The rest of the game is also controlled using a simple point-and-click interface, with the cursor changing to the appropriate action over a hotspot (interact, talk, travel and so on), a left-click performing the action and a right-click looking at the object. There is also a handy hints icon which highlights all the available hotspots in a room. Double-clicking an interaction even makes Nicole run to perform it, a nice feature sadly lacking in a lot of adventures. Nicole also has a PDA that acts as a notepad for important details, a cell phone, and a camera. The phone is used quite often to contact your coworkers and suspects, but the camera only gets used once or twice overall and feels like an underused utility.
Puzzles in Art of Murder are mostly fairly straightforward inventory puzzles. They're rarely difficult, and mostly make sense if occasionally contrived. At some points you need to use some scanning equipment with pieces of evidence to get further leads, but this doesn't really involve anything more than combining inventory objects with hotspots as usual. There is the occasional standalone logic puzzle, and a few more that require more trial-and-error than logic to solve. For most of the game it's impossible to die, but at one stage at least you almost certainly will. Reflexes are not required, however, as this involves a turn-based minigame where if you make a mistake one time too many, it's game over. It takes a few errors to reach this point, and the game autosaves right before the scene anyway, so you're not likely to be hung up for long.

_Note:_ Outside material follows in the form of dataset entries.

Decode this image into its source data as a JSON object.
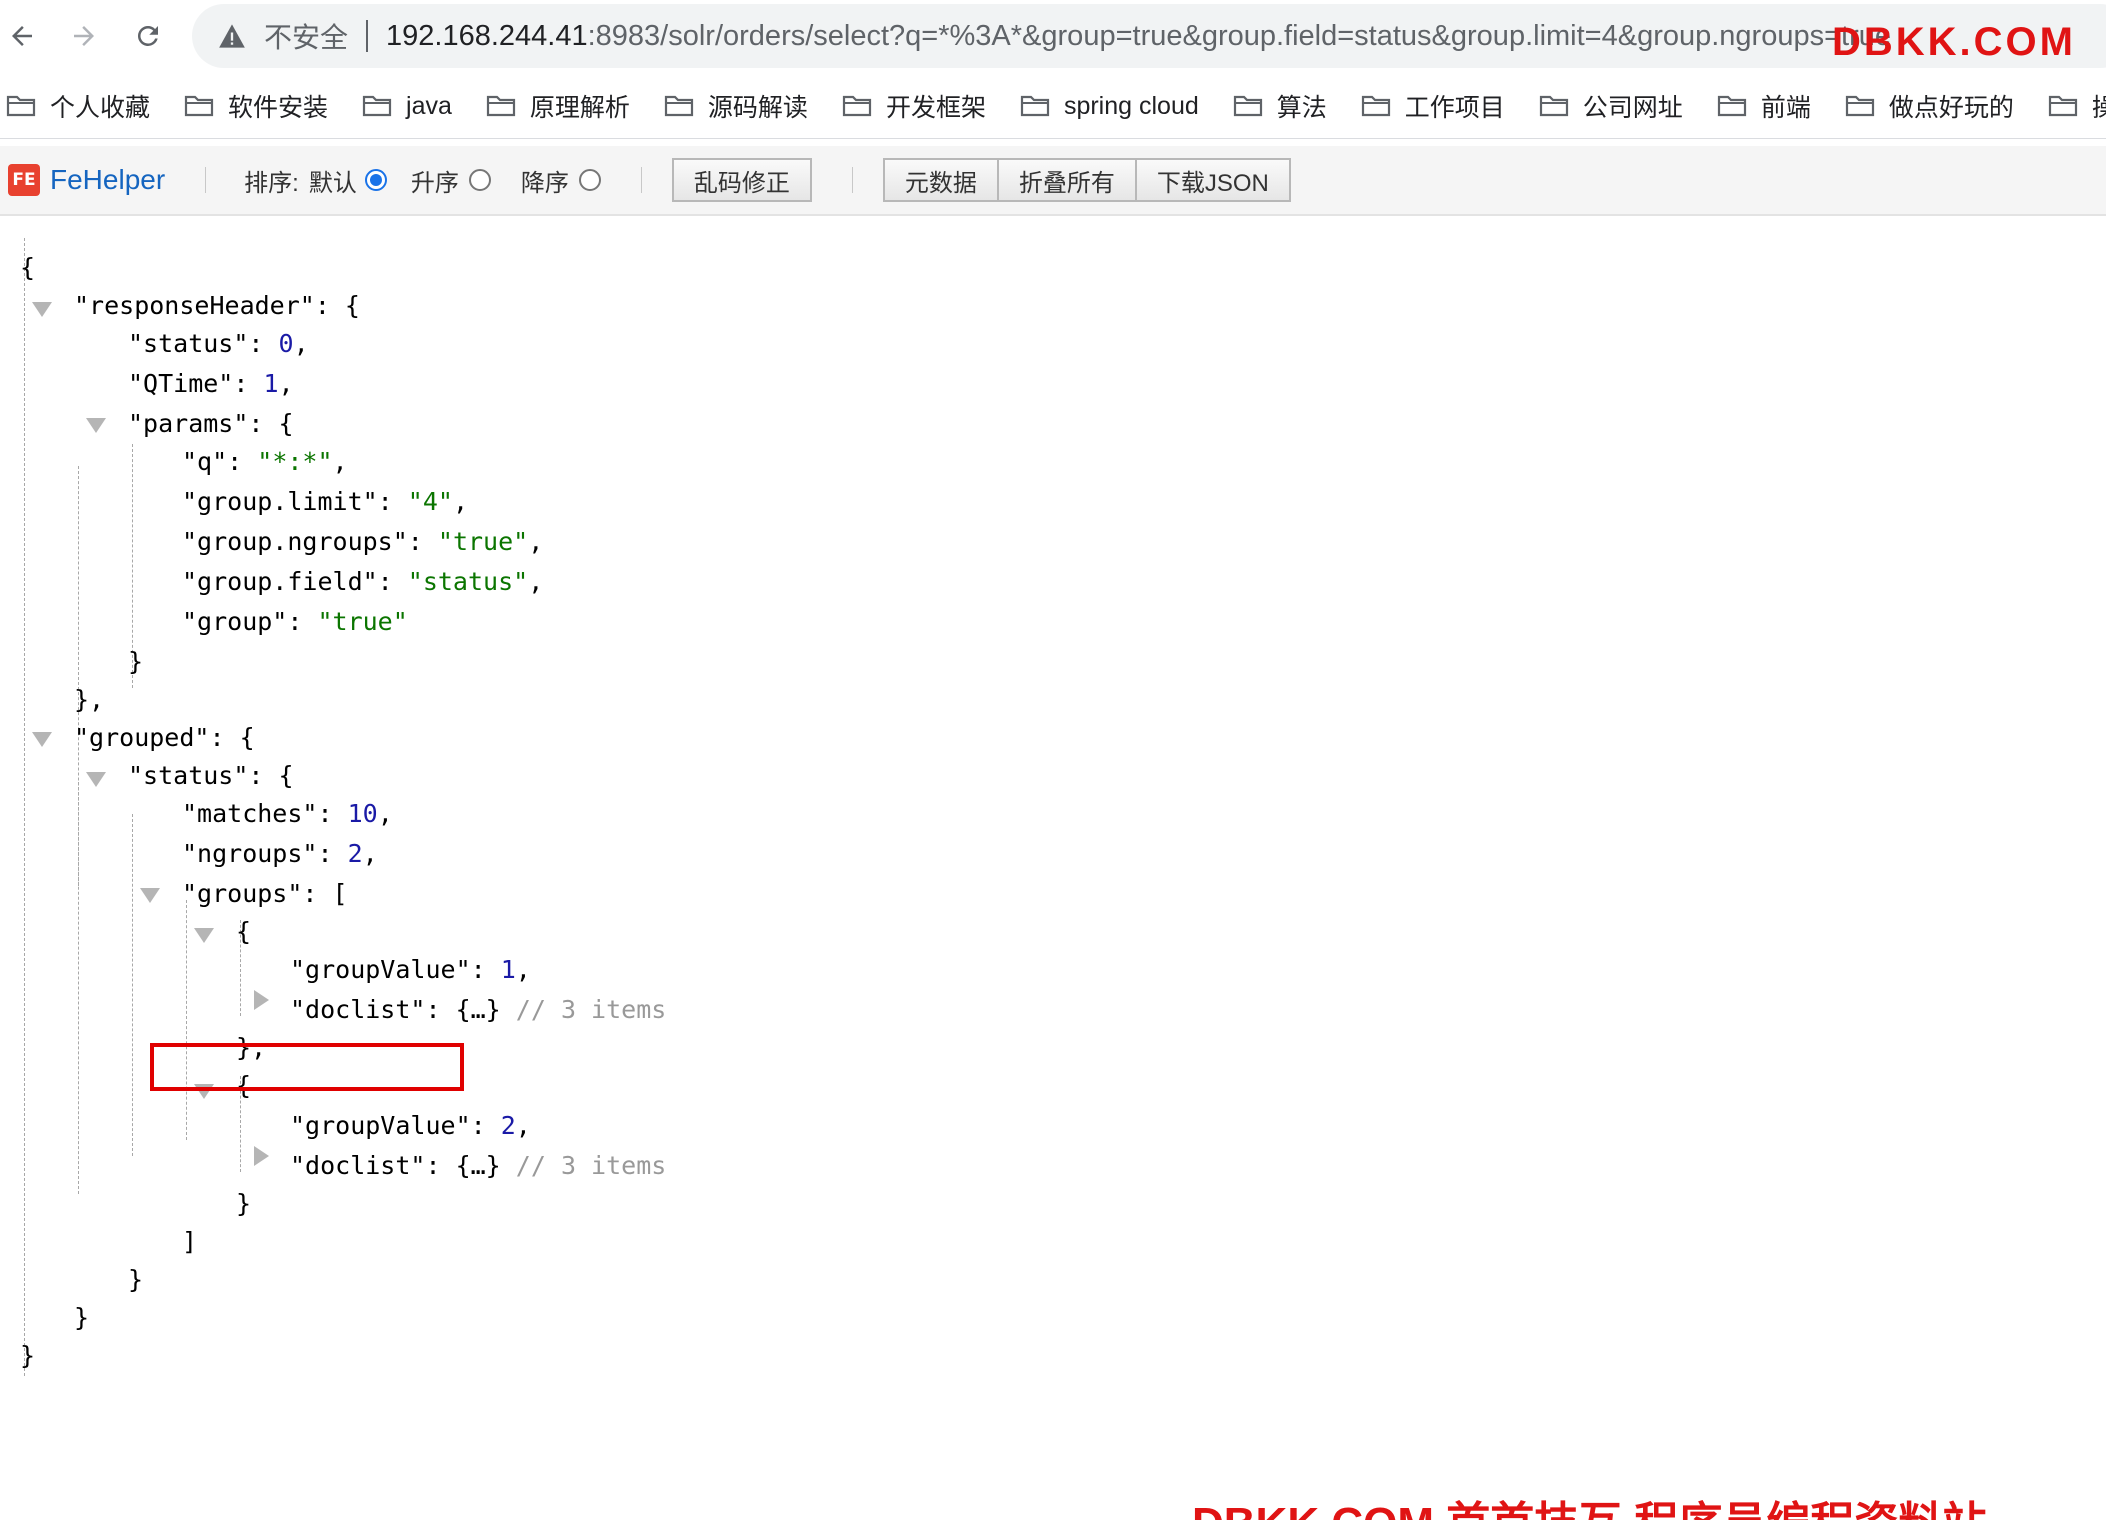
{
  "browser": {
    "security_label": "不安全",
    "url_host": "192.168.244.41",
    "url_rest": ":8983/solr/orders/select?q=*%3A*&group=true&group.field=status&group.limit=4&group.ngroups=true"
  },
  "watermark": {
    "top": "DBKK.COM",
    "bottom": "DBKK.COM 首首技互 程序员编程资料站"
  },
  "bookmarks": [
    "个人收藏",
    "软件安装",
    "java",
    "原理解析",
    "源码解读",
    "开发框架",
    "spring cloud",
    "算法",
    "工作项目",
    "公司网址",
    "前端",
    "做点好玩的",
    "操"
  ],
  "fehelper": {
    "logo": "FE",
    "title": "FeHelper",
    "sort_label": "排序:",
    "sort_default": "默认",
    "sort_asc": "升序",
    "sort_desc": "降序",
    "fix_encoding": "乱码修正",
    "metadata": "元数据",
    "collapse_all": "折叠所有",
    "download_json": "下载JSON"
  },
  "json": {
    "open_brace": "{",
    "responseHeader_key": "\"responseHeader\"",
    "status_key": "\"status\"",
    "status_val": "0",
    "qtime_key": "\"QTime\"",
    "qtime_val": "1",
    "params_key": "\"params\"",
    "q_key": "\"q\"",
    "q_val": "\"*:*\"",
    "glimit_key": "\"group.limit\"",
    "glimit_val": "\"4\"",
    "gngroups_key": "\"group.ngroups\"",
    "gngroups_val": "\"true\"",
    "gfield_key": "\"group.field\"",
    "gfield_val": "\"status\"",
    "group_key": "\"group\"",
    "group_val": "\"true\"",
    "grouped_key": "\"grouped\"",
    "gstatus_key": "\"status\"",
    "matches_key": "\"matches\"",
    "matches_val": "10",
    "ngroups_key": "\"ngroups\"",
    "ngroups_val": "2",
    "groups_key": "\"groups\"",
    "groupValue_key": "\"groupValue\"",
    "g1_value": "1",
    "g2_value": "2",
    "doclist_key": "\"doclist\"",
    "collapsed": "{…}",
    "items_comment": "// 3 items"
  }
}
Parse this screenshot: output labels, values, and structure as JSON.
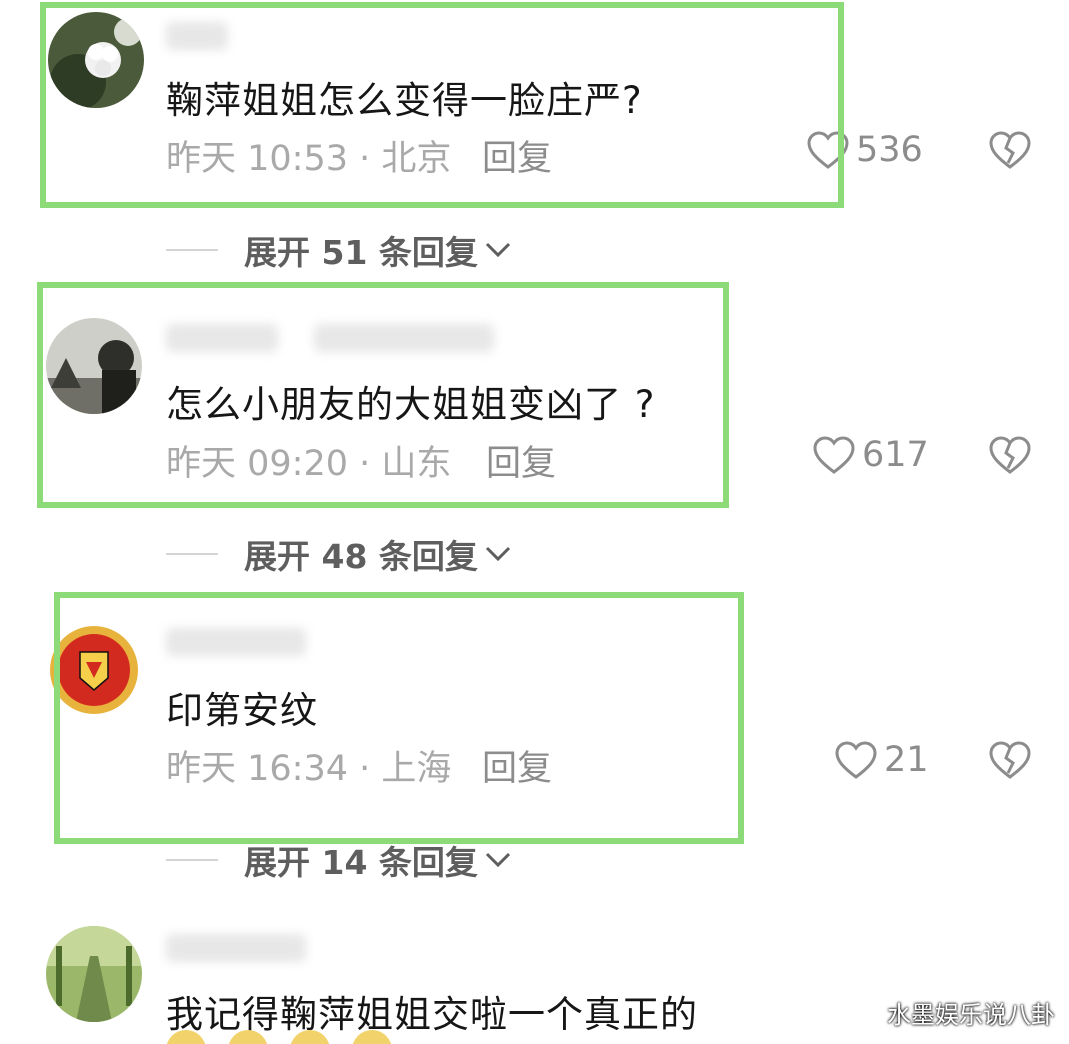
{
  "comments": [
    {
      "content": "鞠萍姐姐怎么变得一脸庄严?",
      "meta": "昨天 10:53 · 北京",
      "reply_label": "回复",
      "likes": "536",
      "expand_label": "展开 51 条回复"
    },
    {
      "content": "怎么小朋友的大姐姐变凶了 ?",
      "meta": "昨天 09:20 · 山东",
      "reply_label": "回复",
      "likes": "617",
      "expand_label": "展开 48 条回复"
    },
    {
      "content": "印第安纹",
      "meta": "昨天 16:34 · 上海",
      "reply_label": "回复",
      "likes": "21",
      "expand_label": "展开 14 条回复"
    },
    {
      "content": "我记得鞠萍姐姐交啦一个真正的"
    }
  ],
  "watermark": "水墨娱乐说八卦",
  "colors": {
    "highlight": "#8cdb78",
    "meta_gray": "#a9a9a9",
    "icon_gray": "#8c8c8c"
  },
  "icons": [
    "heart-outline-icon",
    "broken-heart-icon",
    "chevron-down-icon"
  ]
}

In fact, you won't be stuck anywhere for too long. Art of Murder isn't a difficult game by any means, as most scenes only have a few hotspots, which limits the number of possible options. The game is also divided into smallish sections and is incredibly linear, with Nicole needing to get everything done in one area before she can continue her investigation in another. While some might consider this feature limiting, it removes the possibility of 'walking deads' and the need for excessive backtracking. I appreciate this streamlining, because I'm not fond of going back and forth between locations trying to figure out what to do next. Knowing that when I'm done in one area I won't need to come back (at least not until necessary later) is far preferable. Plus, as you leave a location, the inventory items you'll no longer need are also scrapped, which leads to less of the random combining of objects that some games inspire.
All told, the game took me about 10-12 hours to finish, with very little time spent stuck on any puzzle. For the most part, I enjoyed my time with Art of Murder: FBI Confidential. Although the game rarely excels at any particular aspect, and the loose characterisation lets it down, the presentation and story are solid enough to atone for any rough edges, and will keep you guessing until the end. It doesn't offer much that we haven't seen before, but if you're a fan of the detective mysteries, it's certainly worth investigating a little more closely.
Fans of crime fiction should find Art of Murder a solid serial murder mystery, though it won't exactly knock 'em dead.